8/28/2003 10:47:00 AM
Grain Dust Caused Explosion
House-Autry Mills was back in operation a day after an explosion
shut the plant down and resulted in an evacuation, President and
CEO Roger Mortenson said.
Mr. Mortenson said it appears that grain dust created the explosion
in a room where grain and corn are washed. “It was a piece
of equipment that was transmitting the grain dust,” Mr.
“We think something somehow caused a spark. It’s
very hot and creates its own friction I guess.
Something just created a spark and there was an explosion, but
it was limited to just that one thing,” he said. The explosion
knocked down wall panels that were designed to blow out, he said.
“The room was designed with blowout panels, and they did
their job,” Mr. Mortenson said.
The explosion occurred about 1:30 p.m. Tuesday. No one was hurt.
About 50 workers were evacuated from the building while fire departments
from Four Oaks, Smithfield and Benson put out a fire caused by
The explosion activated sprinklers that kept the fire confined
to one room, according to Mr. Mortenson.
After water was swept and vacuumed, operations continued without

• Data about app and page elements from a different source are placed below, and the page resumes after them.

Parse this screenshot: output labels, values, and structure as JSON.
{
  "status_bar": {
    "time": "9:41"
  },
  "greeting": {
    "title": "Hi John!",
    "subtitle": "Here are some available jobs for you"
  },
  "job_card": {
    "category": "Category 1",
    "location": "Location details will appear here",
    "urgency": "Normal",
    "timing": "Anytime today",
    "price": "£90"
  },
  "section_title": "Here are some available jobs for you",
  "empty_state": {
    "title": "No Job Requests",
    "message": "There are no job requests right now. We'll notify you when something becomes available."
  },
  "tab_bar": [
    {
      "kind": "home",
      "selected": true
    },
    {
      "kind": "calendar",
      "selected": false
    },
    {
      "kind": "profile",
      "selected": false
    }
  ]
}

a piece of equipment damaged in the blast, Mr. Mortenson said.
“We were able to circumvent that piece of equipment and
we will get it repaired, replaced and certainly look at making
sure we do things so such an incident happening again is not probable,”
he said. “We will try to reduce all the possibilities of
it happening again.”
Mr. Mortenson said an explosion hazard is usually associated
with grain dust. House-Autry manufactures breaders, corn meals,
hush puppy mix and biscuit and cornbread mixes. “Anytime
you are transmitting grain, there is always dust,” he said.
“I know from working in this business and from reading in
the paper that grain dust, flour or corn dust does cause explosions.”
Mr. Mortenson said the damage to the equipment was probably about
$10,000 although an insurance adjuster had not yet examined the
mill. “I think it’s fairly minimal,” he said.
House-Autry employs about 60 people. The mill closed down its
facility in Newton Grove and re-opened its Four Oaks facility
in 2001, after 188 years in Sampson County. House-Autry’s
growth means it can’t lose a day of operations, Mr. Mortenson
“We are just happy that it was minimized and we are back
in business,” he said. “We are in 25 states and we
are growing all the time, so we have to be back doing what we